Sylvie sighed as she watched the crowd outside her window. They were so much easier to see with the trailer gone, and most had set up to try and catch a peek through her windows. Reporters, tourists, little kids, old grandparents and who knew who else seemed to be out there with some form of camera or other trying to snap her picture or gathered just because of the excitement. The agents kept them back past a hundred yards and occasionally police would try to break them up and move them along, but it didn’t seem to do much good. The better-off people and the reporters simply went further back a
Fall of Mirthonia
It was a cold and bitter wind that blew down the valleys and dales of Mirthonia. It shivered limbs and froze leaves, and made the inhabitants of that strange land shiver and pull their cloaks tighter around them. They glanced at the mountain that birthed it, perhaps a trifle unhappily, before continuing on their businesses.

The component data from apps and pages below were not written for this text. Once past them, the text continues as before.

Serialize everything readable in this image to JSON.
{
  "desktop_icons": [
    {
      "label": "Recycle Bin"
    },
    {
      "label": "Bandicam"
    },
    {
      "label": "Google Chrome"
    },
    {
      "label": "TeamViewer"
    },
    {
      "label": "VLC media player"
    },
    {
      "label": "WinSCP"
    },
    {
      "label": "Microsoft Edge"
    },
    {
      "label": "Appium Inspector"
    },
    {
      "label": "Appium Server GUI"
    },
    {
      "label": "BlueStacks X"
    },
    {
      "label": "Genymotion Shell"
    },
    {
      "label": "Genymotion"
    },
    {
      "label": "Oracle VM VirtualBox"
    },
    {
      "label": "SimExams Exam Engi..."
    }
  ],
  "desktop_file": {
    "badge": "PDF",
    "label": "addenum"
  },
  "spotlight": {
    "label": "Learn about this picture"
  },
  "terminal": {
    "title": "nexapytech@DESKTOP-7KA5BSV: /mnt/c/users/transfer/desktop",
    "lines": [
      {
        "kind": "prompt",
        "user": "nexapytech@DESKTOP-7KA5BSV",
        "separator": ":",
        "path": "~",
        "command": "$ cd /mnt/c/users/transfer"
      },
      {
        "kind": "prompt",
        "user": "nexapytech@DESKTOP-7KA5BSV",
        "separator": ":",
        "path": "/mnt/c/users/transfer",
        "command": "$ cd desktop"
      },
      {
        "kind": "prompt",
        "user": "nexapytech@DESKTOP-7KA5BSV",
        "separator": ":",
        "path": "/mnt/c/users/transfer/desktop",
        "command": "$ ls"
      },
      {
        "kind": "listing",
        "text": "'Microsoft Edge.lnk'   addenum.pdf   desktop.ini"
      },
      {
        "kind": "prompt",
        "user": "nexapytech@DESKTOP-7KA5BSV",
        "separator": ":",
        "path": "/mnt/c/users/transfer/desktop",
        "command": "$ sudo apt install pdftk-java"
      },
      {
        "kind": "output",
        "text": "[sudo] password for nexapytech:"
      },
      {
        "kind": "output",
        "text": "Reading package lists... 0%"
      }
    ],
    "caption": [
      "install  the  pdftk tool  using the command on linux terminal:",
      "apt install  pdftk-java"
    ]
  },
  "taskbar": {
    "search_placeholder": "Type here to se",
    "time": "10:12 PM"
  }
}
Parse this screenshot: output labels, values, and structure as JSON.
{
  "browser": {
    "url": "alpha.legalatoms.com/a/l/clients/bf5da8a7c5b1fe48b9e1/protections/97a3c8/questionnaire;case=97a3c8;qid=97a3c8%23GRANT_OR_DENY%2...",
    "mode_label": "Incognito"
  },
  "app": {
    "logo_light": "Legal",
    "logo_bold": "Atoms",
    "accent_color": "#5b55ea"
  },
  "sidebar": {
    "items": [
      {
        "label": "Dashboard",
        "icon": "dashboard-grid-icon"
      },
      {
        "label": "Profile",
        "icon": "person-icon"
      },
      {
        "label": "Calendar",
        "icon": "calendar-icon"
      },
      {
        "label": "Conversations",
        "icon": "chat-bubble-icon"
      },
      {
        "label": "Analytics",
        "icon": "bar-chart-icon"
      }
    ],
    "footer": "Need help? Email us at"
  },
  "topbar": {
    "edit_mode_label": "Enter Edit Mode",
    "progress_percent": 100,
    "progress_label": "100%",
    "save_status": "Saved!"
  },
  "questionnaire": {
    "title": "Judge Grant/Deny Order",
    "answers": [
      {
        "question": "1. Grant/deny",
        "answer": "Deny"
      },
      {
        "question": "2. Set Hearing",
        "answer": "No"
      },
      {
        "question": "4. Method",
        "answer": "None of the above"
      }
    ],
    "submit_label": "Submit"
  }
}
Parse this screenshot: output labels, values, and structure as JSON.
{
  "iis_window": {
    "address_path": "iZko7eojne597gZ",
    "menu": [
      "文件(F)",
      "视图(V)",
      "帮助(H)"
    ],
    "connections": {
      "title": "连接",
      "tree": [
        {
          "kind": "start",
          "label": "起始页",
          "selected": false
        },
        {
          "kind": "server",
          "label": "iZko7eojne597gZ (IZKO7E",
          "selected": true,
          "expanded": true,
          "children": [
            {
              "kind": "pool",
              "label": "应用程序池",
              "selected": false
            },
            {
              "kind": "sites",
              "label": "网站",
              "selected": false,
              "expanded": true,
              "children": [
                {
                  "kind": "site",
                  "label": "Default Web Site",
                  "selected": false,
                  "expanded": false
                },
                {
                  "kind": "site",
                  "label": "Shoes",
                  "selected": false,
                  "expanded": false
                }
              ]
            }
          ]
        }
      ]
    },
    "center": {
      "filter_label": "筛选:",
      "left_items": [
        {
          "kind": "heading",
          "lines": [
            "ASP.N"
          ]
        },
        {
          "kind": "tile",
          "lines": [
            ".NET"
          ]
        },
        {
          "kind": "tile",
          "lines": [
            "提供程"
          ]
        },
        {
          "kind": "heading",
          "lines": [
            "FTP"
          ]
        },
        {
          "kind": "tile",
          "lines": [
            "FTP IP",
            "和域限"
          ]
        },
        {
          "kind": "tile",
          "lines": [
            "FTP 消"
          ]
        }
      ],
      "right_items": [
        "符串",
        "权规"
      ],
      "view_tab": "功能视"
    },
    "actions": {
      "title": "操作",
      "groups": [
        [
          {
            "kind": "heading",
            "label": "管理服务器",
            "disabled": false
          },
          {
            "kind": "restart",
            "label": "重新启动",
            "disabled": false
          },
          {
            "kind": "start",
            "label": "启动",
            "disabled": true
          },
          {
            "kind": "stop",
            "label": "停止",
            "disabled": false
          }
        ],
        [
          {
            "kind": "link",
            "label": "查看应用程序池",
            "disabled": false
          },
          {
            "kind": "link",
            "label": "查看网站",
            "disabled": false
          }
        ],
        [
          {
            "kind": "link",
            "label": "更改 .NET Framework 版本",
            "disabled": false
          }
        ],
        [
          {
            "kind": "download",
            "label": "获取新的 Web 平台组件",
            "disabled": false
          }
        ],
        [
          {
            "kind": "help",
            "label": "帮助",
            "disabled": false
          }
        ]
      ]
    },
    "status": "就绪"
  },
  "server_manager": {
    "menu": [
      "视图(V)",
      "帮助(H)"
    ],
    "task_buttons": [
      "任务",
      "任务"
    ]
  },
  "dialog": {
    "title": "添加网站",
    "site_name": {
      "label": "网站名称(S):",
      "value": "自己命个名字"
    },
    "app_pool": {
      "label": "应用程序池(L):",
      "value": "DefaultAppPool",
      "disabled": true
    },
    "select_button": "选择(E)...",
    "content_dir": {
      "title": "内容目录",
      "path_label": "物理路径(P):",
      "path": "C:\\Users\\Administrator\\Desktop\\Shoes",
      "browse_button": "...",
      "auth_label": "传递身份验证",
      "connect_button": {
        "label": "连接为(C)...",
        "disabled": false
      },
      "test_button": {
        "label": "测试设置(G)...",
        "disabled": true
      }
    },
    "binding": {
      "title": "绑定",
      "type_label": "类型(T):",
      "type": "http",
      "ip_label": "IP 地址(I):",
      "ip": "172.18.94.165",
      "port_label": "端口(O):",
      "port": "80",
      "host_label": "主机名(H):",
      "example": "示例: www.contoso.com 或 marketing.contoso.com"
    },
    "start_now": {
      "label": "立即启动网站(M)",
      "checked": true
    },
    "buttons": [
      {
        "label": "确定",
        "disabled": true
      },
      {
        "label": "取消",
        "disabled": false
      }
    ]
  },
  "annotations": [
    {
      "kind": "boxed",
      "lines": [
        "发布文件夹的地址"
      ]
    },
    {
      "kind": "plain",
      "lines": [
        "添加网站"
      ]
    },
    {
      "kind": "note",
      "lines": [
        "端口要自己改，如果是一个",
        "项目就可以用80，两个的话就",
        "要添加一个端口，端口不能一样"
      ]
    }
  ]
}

The markets of Mirthonia were very grand, and despite the chill wind they were full to overflowing with shoppers and hawkers, merchants and goodwives, and other sorts. Here could be found any sort of strange and wonderful devices, the freshest foods, and the finest wines. It was the wonder of the world,
If only Marthong could have seen what was happening in the mighty capital of Calso, he might have cheered. The human king had received his message and was bellowing for his generals to make haste for the planning room.
The King of Calso was a blazing red-bearded giant with shoulders as big as an ox and a temper to match the color of his hair. It had been said that as a youth, the King had ripped the head of an orc off with his bare hands and hurled it more than a hundred yards to strike down the fabled Orc King Marzrog. Few would dare cross him, or do anything that might incur his wrath. So, as he strode down the halls towards the plannin